The Staircase review: This Netflix show explores courtroom drama through new and harrowing angles
Another week, another addictive binge worthy true crime show on Netflix – it seems the streaming giant has perfected the storytelling form it has made mainstream ever since Making a Murderer made headlines. The idea that being framed by the government on wrongful charges has become something of a true crime cliché but The Staircase explores this now well known sub-genre from new and harrowing angles.
We are sent back to 2001 in grainy barely digital images and introduced to a certain Michael Peterson, an unassuming but wealthy writer in the deep South explaining in detail about his whereabouts during a certain incident. The incident is immediately revealed over voice-over of a frantic phone call to the cops – Peterson’s second wife is found dead at the bottom of a staircase, gory splashes of blood plastered around the walls. The scene does not look like an accident – it resembles the aftermath of a visit by the Manson family, and the show chronicles the investigation into the supposed murder and Peterson’s ultimate trial. And just when you think this is going to be a run-of-the-mill exploration of criminal justice failing individuals, the show pulls the rug under your feet with a twist at the beginning of episode three that lays bare the significance of the title.
The unique element of The Staircase is that it was originally made as an eight-episode series back in the early 2000s where Peterson’s trial was filmed by director Jean-Xavier de Lestrade in real time. A lot has happened since then and the now 13-episode arc contains modern day footage which not only covers the aftermath of the trial but also gives a sense of the brutal passage of time and how it can affect every single person connected to the case. The footage itself is unprecedented as the cameras follow Michael’s family in their most private and vulnerable moments as well as within the walls of the court and even in Germany where the story unexpectedly turns to as the ghosts of the past begin haunting the Petersons. The unique approach of filming for almost 18 years gives Lestrade a chance to showcase the passage of time as we switch from grubby camcorder style low-fi visuals in the beginning of the show to modern day digital camera footage which is cold and distant, echoing Peterson’s own state of mind.
All the expected exciting elements are present – like the show painstakingly delving into in court proceedings of blood splatters analytics and forensic testimonies from individuals who seem clearly biased and bigoted because they dwell in a traditional Red State and cannot stomach values that are not conservative.
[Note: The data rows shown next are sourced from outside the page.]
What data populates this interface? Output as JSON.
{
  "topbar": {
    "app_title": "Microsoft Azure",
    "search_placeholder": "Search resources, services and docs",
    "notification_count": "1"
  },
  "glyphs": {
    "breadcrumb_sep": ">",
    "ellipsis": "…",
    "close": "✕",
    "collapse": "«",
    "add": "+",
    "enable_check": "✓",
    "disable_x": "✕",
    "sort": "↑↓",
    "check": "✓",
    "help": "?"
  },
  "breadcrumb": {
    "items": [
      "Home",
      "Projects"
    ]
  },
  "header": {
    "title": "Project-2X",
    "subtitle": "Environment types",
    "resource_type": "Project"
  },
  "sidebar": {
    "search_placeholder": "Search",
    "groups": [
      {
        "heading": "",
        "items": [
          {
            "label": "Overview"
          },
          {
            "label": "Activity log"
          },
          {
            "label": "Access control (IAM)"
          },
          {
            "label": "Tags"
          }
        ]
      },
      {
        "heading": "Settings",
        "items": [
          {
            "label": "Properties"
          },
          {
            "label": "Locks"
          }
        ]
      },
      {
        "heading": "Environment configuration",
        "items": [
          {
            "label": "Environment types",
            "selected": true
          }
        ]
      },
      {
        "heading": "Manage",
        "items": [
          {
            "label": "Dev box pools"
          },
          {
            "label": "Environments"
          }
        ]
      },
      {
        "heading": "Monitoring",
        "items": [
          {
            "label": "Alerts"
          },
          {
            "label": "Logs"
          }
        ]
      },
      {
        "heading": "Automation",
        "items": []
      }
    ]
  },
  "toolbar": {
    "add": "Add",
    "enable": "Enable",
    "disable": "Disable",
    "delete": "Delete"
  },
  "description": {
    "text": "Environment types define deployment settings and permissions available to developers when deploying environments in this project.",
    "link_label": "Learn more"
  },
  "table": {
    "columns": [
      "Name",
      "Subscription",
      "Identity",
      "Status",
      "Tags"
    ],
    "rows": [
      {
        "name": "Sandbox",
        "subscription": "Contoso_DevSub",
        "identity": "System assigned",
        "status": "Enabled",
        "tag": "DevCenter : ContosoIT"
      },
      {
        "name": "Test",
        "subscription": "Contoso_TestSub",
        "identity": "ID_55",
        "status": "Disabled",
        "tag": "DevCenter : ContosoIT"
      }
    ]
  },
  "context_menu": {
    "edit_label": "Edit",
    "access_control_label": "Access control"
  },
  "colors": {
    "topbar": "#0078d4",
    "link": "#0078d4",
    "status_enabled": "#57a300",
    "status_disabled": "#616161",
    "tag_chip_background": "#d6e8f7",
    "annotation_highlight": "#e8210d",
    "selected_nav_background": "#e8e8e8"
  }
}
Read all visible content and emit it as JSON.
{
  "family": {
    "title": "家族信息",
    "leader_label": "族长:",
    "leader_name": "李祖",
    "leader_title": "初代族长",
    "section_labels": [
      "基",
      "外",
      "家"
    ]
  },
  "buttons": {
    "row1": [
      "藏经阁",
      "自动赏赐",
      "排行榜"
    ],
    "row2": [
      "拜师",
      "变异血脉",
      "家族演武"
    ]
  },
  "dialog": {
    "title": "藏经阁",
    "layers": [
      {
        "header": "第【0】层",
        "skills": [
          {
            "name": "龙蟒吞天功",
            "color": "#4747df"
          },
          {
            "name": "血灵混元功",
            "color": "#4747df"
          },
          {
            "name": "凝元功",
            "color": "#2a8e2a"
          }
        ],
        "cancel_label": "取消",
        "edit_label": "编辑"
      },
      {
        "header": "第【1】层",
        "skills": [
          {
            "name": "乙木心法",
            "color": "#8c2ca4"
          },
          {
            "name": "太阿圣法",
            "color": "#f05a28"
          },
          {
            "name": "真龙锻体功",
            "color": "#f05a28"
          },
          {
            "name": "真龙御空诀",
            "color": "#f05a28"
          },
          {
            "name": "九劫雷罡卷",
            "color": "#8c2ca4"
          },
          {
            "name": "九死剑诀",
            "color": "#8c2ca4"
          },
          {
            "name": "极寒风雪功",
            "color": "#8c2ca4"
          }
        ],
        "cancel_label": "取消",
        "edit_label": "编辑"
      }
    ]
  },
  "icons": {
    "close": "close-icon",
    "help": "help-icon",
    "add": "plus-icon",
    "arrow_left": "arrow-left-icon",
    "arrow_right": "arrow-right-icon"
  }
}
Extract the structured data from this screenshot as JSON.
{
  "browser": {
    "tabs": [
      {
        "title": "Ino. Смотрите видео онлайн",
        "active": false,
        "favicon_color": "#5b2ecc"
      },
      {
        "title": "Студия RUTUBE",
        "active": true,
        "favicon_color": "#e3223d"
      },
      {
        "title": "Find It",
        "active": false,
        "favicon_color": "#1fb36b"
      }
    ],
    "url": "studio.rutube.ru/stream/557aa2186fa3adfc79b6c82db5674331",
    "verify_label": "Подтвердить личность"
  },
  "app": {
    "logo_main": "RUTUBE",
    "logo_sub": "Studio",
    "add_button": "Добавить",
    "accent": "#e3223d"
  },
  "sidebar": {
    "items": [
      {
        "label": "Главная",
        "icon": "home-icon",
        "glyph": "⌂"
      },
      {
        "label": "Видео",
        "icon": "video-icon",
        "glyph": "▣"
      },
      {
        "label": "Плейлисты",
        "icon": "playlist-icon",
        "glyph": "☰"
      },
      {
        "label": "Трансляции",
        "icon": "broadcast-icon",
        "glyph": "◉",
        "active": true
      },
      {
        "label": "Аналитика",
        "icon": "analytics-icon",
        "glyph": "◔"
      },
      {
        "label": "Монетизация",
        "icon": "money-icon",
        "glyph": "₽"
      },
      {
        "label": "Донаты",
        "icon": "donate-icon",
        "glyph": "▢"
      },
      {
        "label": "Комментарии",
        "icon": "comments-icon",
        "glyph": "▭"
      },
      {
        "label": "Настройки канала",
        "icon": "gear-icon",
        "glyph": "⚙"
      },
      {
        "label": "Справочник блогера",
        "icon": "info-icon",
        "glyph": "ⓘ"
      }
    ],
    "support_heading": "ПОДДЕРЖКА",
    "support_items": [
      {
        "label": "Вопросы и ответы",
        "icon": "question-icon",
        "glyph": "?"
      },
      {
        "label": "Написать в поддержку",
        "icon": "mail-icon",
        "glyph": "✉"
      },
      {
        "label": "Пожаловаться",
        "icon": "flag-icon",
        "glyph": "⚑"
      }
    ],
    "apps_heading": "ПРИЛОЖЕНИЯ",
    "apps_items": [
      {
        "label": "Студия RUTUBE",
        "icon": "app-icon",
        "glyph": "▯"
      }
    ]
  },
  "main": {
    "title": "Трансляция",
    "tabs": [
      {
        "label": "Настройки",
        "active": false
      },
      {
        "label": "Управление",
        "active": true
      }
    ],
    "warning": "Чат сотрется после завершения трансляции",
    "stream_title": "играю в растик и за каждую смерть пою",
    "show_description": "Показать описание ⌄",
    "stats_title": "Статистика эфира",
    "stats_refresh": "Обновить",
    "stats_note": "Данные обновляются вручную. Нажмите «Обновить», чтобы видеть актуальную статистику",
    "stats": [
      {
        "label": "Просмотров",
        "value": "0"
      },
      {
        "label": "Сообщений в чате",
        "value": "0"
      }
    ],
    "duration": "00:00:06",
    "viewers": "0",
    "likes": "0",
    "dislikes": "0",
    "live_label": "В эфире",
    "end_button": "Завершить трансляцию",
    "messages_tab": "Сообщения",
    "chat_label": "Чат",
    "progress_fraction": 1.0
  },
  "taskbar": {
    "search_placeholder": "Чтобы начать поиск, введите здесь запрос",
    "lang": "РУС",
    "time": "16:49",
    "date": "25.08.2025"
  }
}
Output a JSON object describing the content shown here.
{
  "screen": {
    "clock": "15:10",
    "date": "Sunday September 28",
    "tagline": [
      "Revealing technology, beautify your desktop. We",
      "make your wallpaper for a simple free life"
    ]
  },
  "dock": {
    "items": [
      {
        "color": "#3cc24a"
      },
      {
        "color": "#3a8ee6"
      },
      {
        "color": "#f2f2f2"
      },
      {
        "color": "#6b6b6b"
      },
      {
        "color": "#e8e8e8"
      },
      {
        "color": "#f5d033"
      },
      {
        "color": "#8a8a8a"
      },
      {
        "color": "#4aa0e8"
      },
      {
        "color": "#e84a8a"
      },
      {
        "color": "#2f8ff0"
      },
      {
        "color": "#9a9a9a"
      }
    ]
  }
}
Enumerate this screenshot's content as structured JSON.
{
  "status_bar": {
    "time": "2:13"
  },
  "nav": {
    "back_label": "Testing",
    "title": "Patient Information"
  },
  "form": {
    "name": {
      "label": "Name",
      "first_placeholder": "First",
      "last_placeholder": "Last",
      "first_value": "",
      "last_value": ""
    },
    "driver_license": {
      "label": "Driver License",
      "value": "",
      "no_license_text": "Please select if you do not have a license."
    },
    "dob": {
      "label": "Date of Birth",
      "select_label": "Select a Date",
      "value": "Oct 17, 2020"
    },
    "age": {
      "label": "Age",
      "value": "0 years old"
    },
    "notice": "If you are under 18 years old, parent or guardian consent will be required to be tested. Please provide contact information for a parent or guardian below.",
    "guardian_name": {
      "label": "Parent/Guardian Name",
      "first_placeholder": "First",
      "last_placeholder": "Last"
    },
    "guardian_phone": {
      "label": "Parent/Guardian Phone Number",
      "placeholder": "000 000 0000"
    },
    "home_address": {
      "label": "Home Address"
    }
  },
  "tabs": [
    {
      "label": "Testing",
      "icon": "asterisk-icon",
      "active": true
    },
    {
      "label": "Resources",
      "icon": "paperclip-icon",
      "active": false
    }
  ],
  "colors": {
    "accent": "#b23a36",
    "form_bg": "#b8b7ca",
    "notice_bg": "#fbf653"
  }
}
The whodunit layer works as a backbone to the film but director Lestrade incorporates the nature of the humans connected to the case as the more significant and effective framing device. As a result of the character-driven approach, the pace of the show does not quite match the breathless delights of Wild Wild Country and Making a Murderer but the experience is more intimate as you see Peterson and his many children age through years, cornered from all directions and the typically shrieking media personalities having already branded him as a killer. It is unsettling as we travel down the rabbit hole that shows us doors that open up to the infirmity of the criminal justice system in the democratic capital of the world and the frailness of the people on both sides of the law.
By the end of the show, you are left with a variety of wracking emotions from rage, despair and even fatigue over the sheer length of the case, and the volume of information presented to us; it makes you wonder what a person under trial for nearly two decades can go through and what he would give to finally step away from the spotlight. It all culminates into a final episode that works as a melancholic lament than a triumphant victory that you expect it to be. As cinemagoers, we are used to seeing truth and justice triumph, and this little show gives you a glimpse into how both elements could fail you when you are least expecting it.
The Staircase is now streaming on Netflix India.
Updated Date: Jun 16, 2018 10:46 AM